(Dataset items)
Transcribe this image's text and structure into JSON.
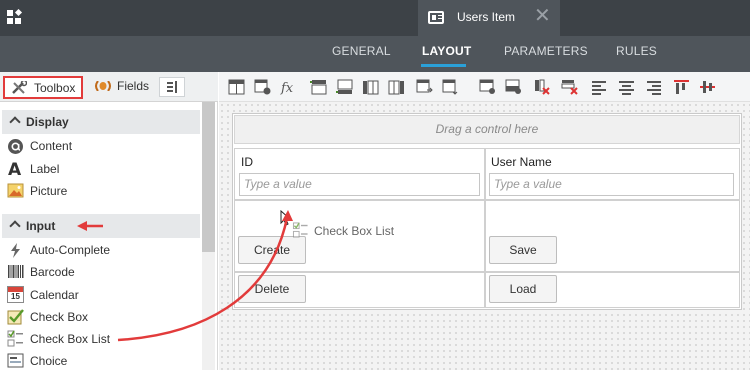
{
  "window": {
    "doc_tab_title": "Users Item",
    "close_glyph": "✕"
  },
  "nav": {
    "tabs": [
      {
        "label": "GENERAL",
        "active": false
      },
      {
        "label": "LAYOUT",
        "active": true
      },
      {
        "label": "PARAMETERS",
        "active": false
      },
      {
        "label": "RULES",
        "active": false
      }
    ]
  },
  "panel": {
    "tabs": {
      "toolbox": "Toolbox",
      "fields": "Fields"
    },
    "sections": [
      {
        "title": "Display",
        "items": [
          {
            "label": "Content",
            "icon": "content-icon"
          },
          {
            "label": "Label",
            "icon": "label-icon"
          },
          {
            "label": "Picture",
            "icon": "picture-icon"
          }
        ]
      },
      {
        "title": "Input",
        "items": [
          {
            "label": "Auto-Complete",
            "icon": "auto-complete-icon"
          },
          {
            "label": "Barcode",
            "icon": "barcode-icon"
          },
          {
            "label": "Calendar",
            "icon": "calendar-icon"
          },
          {
            "label": "Check Box",
            "icon": "check-box-icon"
          },
          {
            "label": "Check Box List",
            "icon": "check-box-list-icon"
          },
          {
            "label": "Choice",
            "icon": "choice-icon"
          }
        ]
      }
    ],
    "calendar_day": "15"
  },
  "form": {
    "drag_hint": "Drag a control here",
    "id_label": "ID",
    "username_label": "User Name",
    "id_placeholder": "Type a value",
    "username_placeholder": "Type a value",
    "buttons": {
      "create": "Create",
      "save": "Save",
      "delete": "Delete",
      "load": "Load"
    },
    "drag_ghost_label": "Check Box List"
  },
  "colors": {
    "annotation_red": "#e23b3b",
    "accent_blue": "#2aa0d8",
    "topbar": "#3d4247"
  }
}
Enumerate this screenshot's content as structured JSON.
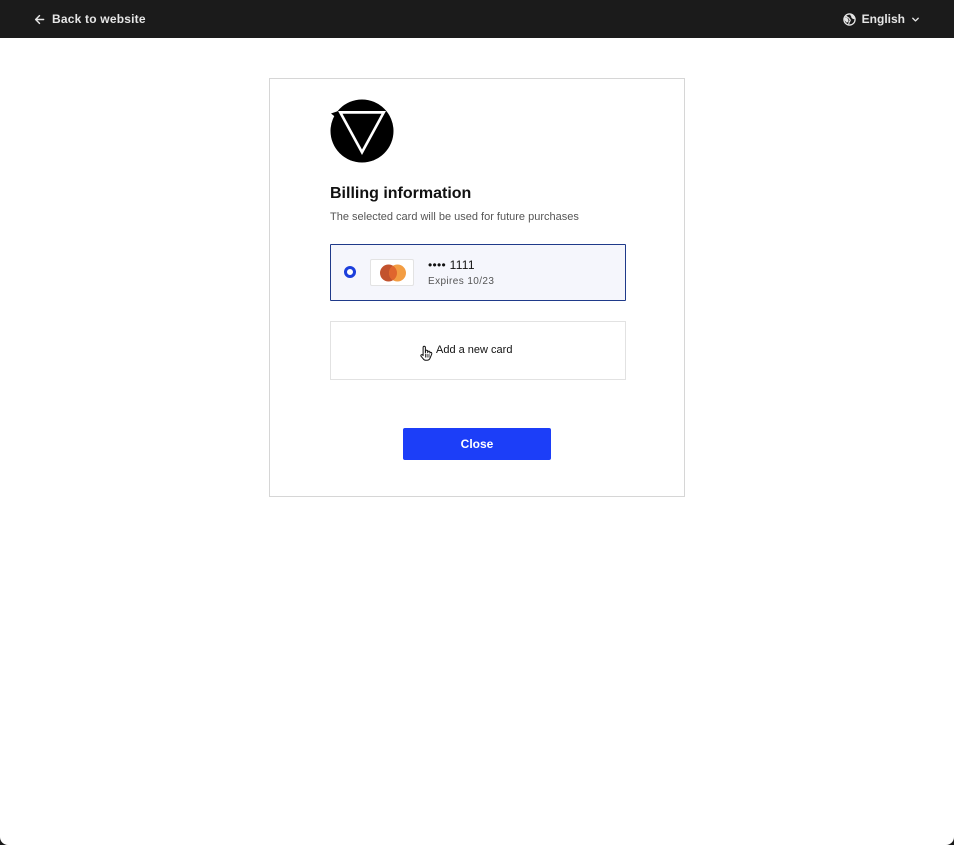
{
  "topbar": {
    "back_label": "Back to website",
    "back_icon": "arrow-left-icon",
    "language_label": "English",
    "language_icon": "globe-icon",
    "language_chevron_icon": "chevron-down-icon"
  },
  "billing": {
    "logo_icon": "brand-logo",
    "title": "Billing information",
    "subtitle": "The selected card will be used for future purchases",
    "saved_card": {
      "selected": true,
      "brand_icon": "mastercard-icon",
      "number": "•••• 1111",
      "expiry": "Expires 10/23"
    },
    "add_card_label": "Add a new card",
    "close_label": "Close"
  },
  "colors": {
    "topbar_bg": "#1b1b1b",
    "accent": "#1c3ef8",
    "selected_border": "#1f3a8a",
    "selected_bg": "#f5f6fc"
  }
}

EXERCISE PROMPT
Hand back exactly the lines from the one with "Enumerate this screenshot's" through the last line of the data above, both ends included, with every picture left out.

TASK OUTPUT
Enumerate this screenshot's content as structured JSON.
{
  "topbar": {
    "back_label": "Back to website",
    "back_icon": "arrow-left-icon",
    "language_label": "English",
    "language_icon": "globe-icon",
    "language_chevron_icon": "chevron-down-icon"
  },
  "billing": {
    "logo_icon": "brand-logo",
    "title": "Billing information",
    "subtitle": "The selected card will be used for future purchases",
    "saved_card": {
      "selected": true,
      "brand_icon": "mastercard-icon",
      "number": "•••• 1111",
      "expiry": "Expires 10/23"
    },
    "add_card_label": "Add a new card",
    "close_label": "Close"
  },
  "colors": {
    "topbar_bg": "#1b1b1b",
    "accent": "#1c3ef8",
    "selected_border": "#1f3a8a",
    "selected_bg": "#f5f6fc"
  }
}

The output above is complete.